Tomo-PIV set-up for the investigation of a turbulent spot in the 1m-windtunnel of DLR Göttingen
Essential steps for Tomo-PIV: Exposure of double-frame particle images, tomographic reconstruction of intensities and three-dimensional cross-correlation
Transitional flow structures behind a Backward-Facing-Step with 6 mm height at U=6.6 m/s visualized by 3D-vorticity iso-contour surfaces (blue) and one horizontal vector plane at 3.5 mm height with instantaneous 3C-velocity vectors colour coded by the wall-normal component (flow from left)
The Tomographic Particle Image Velocimetry method is a relatively new extension of the PIV measurement technique with the specific ability to determine three-dimensional velocity vector fields . Analogous to the planar PIV technique the principle of Tomo-PIV is based on the calculation of the velocity vector field in a flow from the displacement of imaged tracer particles (s.c. seeding) on two subsequently captured images of the region of interest. With a planar stereoscopic PIV set-up it is possible to determine instantaneous velocity vector fields with all three components in a two dimensional plane (2D-3C). Furthermorer, Tomo-PIV enables the determination of an instantaneous velocity vector volume (3D-3C).
The method is making use of the tomographic reconstruction of an instantaneous particle distribution based on the projections of this distribution onto several cameras: tiny tracer particles are added to the flow of interest and illuminated with a short laser light pulse in a volume with a rectangular base area. The light scattered by the particles is captured by several (ca. 3 to 6, typically 4) cameras applying the Scheimpflug condition. In that way weighted projections of the instantaneous particle distribution are received by the camera sensors from different viewing directions (see Fig. 1 ). The information about the lines of sight of each camera pixel through the investigated volume is described by a polynomial approximation achieved from a 3D-calibration procedure.
In a second step the original three-dimensional particle distribution has to be (re-)calculated from the projections to the cameras. Therefore the MART (Multiplicative Algebraic Reconstruction Technique) method is used, introduced by Herman und Lent . The problem of reconstruction is converted into an under-determined system of equations, which can be solved in a converged approximation using algebraic methods. At the end of the reconstruction process a digital representation of the volume in the shape of a voxel space (deduced from pixel = picture elements -> volume elements) is obtained, in which intensity values virtually describe the original particle distribution.
The illumination and imaging of the volume within the flow is carried out at two subsequent time steps and a tomographic reconstruction for both time steps is performed.
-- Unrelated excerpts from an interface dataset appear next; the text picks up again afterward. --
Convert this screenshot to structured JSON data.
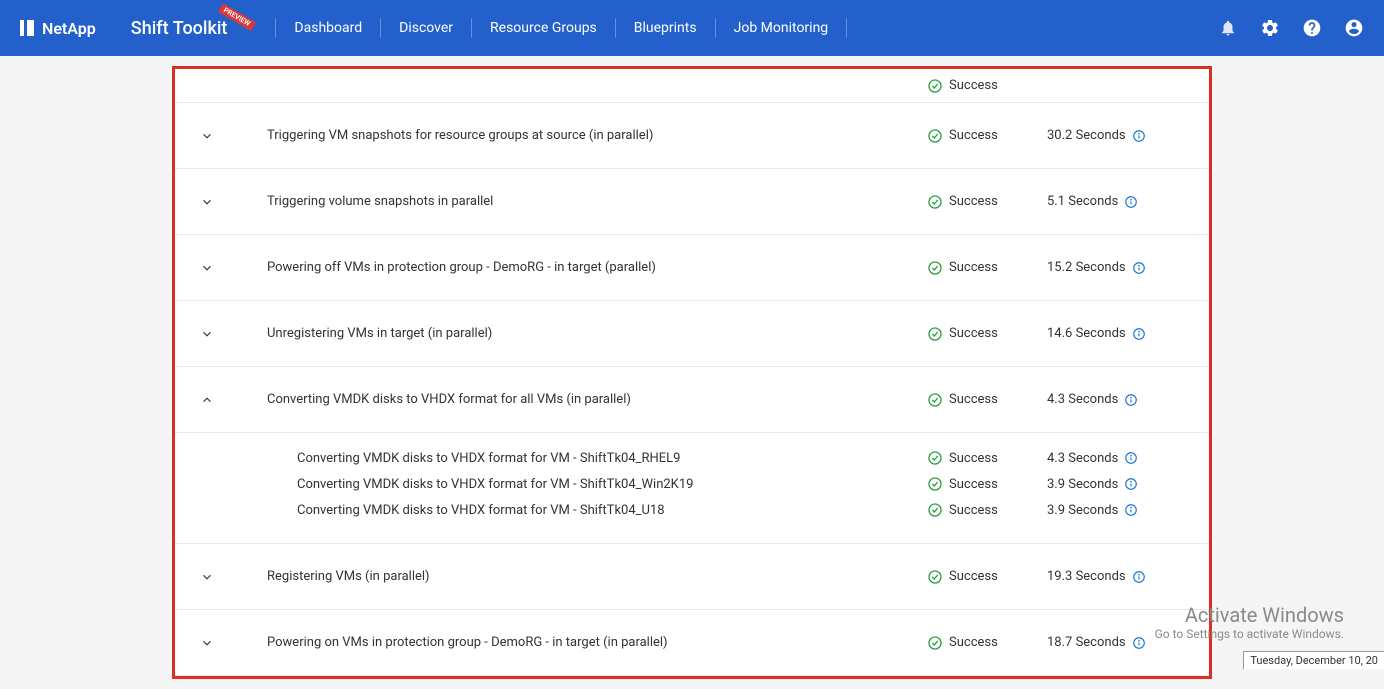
{
  "header": {
    "company": "NetApp",
    "appTitle": "Shift Toolkit",
    "badge": "PREVIEW",
    "nav": [
      "Dashboard",
      "Discover",
      "Resource Groups",
      "Blueprints",
      "Job Monitoring"
    ]
  },
  "tasks": [
    {
      "label": "Triggering VM snapshots for resource groups at source (in parallel)",
      "status": "Success",
      "duration": "30.2 Seconds",
      "expanded": false
    },
    {
      "label": "Triggering volume snapshots in parallel",
      "status": "Success",
      "duration": "5.1 Seconds",
      "expanded": false
    },
    {
      "label": "Powering off VMs in protection group - DemoRG - in target (parallel)",
      "status": "Success",
      "duration": "15.2 Seconds",
      "expanded": false
    },
    {
      "label": "Unregistering VMs in target (in parallel)",
      "status": "Success",
      "duration": "14.6 Seconds",
      "expanded": false
    },
    {
      "label": "Converting VMDK disks to VHDX format for all VMs (in parallel)",
      "status": "Success",
      "duration": "4.3 Seconds",
      "expanded": true,
      "children": [
        {
          "label": "Converting VMDK disks to VHDX format for VM - ShiftTk04_RHEL9",
          "status": "Success",
          "duration": "4.3 Seconds"
        },
        {
          "label": "Converting VMDK disks to VHDX format for VM - ShiftTk04_Win2K19",
          "status": "Success",
          "duration": "3.9 Seconds"
        },
        {
          "label": "Converting VMDK disks to VHDX format for VM - ShiftTk04_U18",
          "status": "Success",
          "duration": "3.9 Seconds"
        }
      ]
    },
    {
      "label": "Registering VMs (in parallel)",
      "status": "Success",
      "duration": "19.3 Seconds",
      "expanded": false
    },
    {
      "label": "Powering on VMs in protection group - DemoRG - in target (in parallel)",
      "status": "Success",
      "duration": "18.7 Seconds",
      "expanded": false
    }
  ],
  "watermark": {
    "title": "Activate Windows",
    "sub": "Go to Settings to activate Windows."
  },
  "dateChip": "Tuesday, December 10, 20",
  "partialRow": {
    "status": "Success"
  }
}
By calculating the three-dimensional cross-correlation of the obtained voxel-spaces locally on a regular grid a displacement vector field of the reconstructed particle distributions can be achieved analogous to the 2D-PIV evaluation process. A sketch summarizing the Tomo-PIV method is shown in Fig. 2 (after F. Scarano, TU Delft).
Tomo-PIV can be applied in air as well as in water. Like for planar PIV time-resolved experiments can be performed using high speed-cameras and –lasers (e.g. turbulent boundary layers flows). The fluid structure distributions are visualized e.g. by selected vector planes and 3D-iso-contour surfaces of the vorticity.
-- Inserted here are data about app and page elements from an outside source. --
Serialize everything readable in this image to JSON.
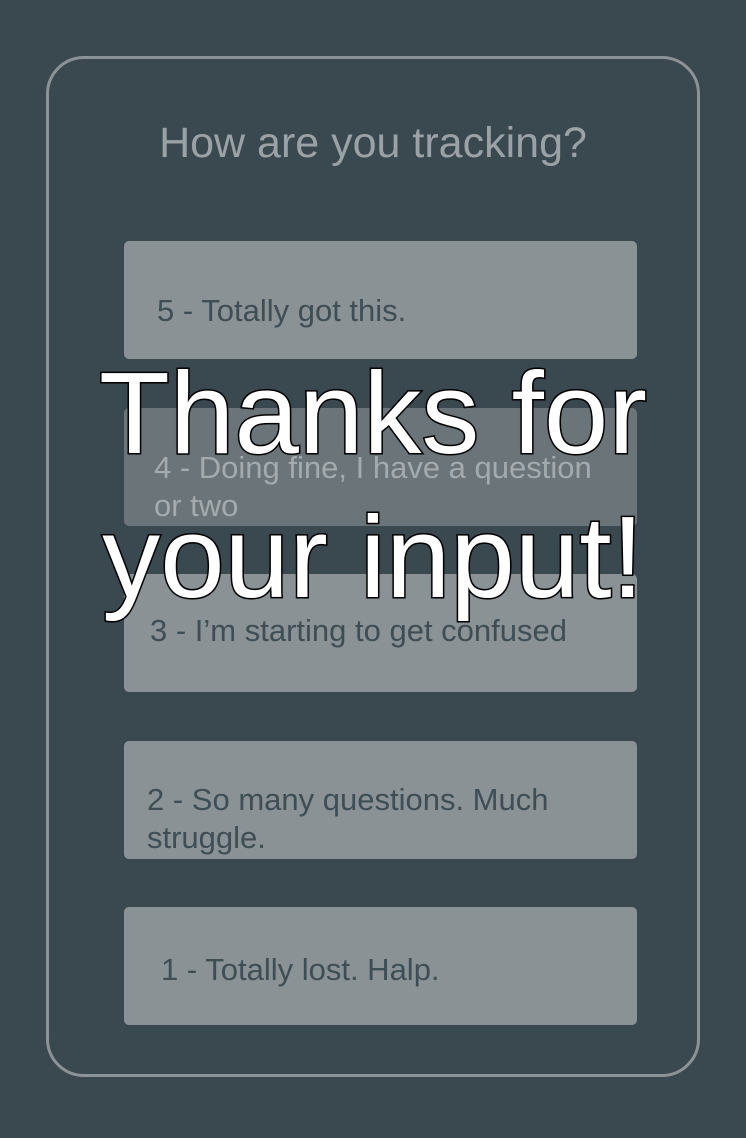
{
  "survey": {
    "title": "How are you tracking?",
    "options": [
      {
        "label": "5 - Totally got this.",
        "selected": false
      },
      {
        "label": "4 - Doing fine, I have a question or two",
        "selected": true
      },
      {
        "label": "3 - I’m starting to get confused",
        "selected": false
      },
      {
        "label": "2 - So many questions. Much struggle.",
        "selected": false
      },
      {
        "label": "1 - Totally lost. Halp.",
        "selected": false
      }
    ]
  },
  "overlay": {
    "message": "Thanks for your input!"
  },
  "colors": {
    "background": "#3a4850",
    "panel_border": "#8c9396",
    "option_bg": "#8a9296",
    "option_selected_bg": "#6b7478",
    "option_text": "#3f4d55",
    "overlay_text": "#ffffff"
  }
}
In case a time-resolved measurement is not necessary or higher spatial resolution is desired the application of high resolution double-frame cameras enables a measurement of instantaneous velocity distributions containing several scales within a complex flow simultaneously. Fig. 3 shows a result from an experiment in which four 16-Megapixel-cameras have been used for the imaging of a volume of 100 x 70 x 8 mm³ size in a transitional shear flow behind a Backward-Facing-Step. Vector fields with a spatial resolution of 1.1 independent vectors per mm³ have been achieved (resulting in a total number of more than 3.5 mio vectors per measurement point at 75 % overlap).
Future applications of Tomo-PIV in industrial wind tunnels will most likely be restricted to so called Fat-Sheet Tomo-PIV due to the influences of long viewing distances and vibrations of the cameras. With such a set-up it is possible to correct for the line-of-sight variations between the cameras by volume self-calibration  from single simultaneous images of each camera. The light sheet thickness is only slightly increased compared to a Stereo-PIV set-up, but results of a Fat-sheet Tomo-PIV measurement can deliver the complete instantaneous velocity gradient tensor in a “thick plane”.
 Elsinga G.E., Scarano F., Wieneke B. and van Oudheusden B.W. (2006); Tomographic particle image velocimetry. Exp Fluids 41:933-947(15)
 Herman G.T., Lent A.; Iterative reconstruction algorithms. Comput Biol Med 6:273–294, 1976
 Schröder A., Geisler R., Elsinga G.E., Scarano F., Dierksheide U. (2008); Investigation of a turbulent spot and a tripped turbulent boundary layer flow using time-resolved tomographic PIV. Exp Fluids 44:305–316
 Wieneke B. (2008); Volume self-calibration for 3D particle image velocimetry. 549-556, Exp Fluids 45:549–556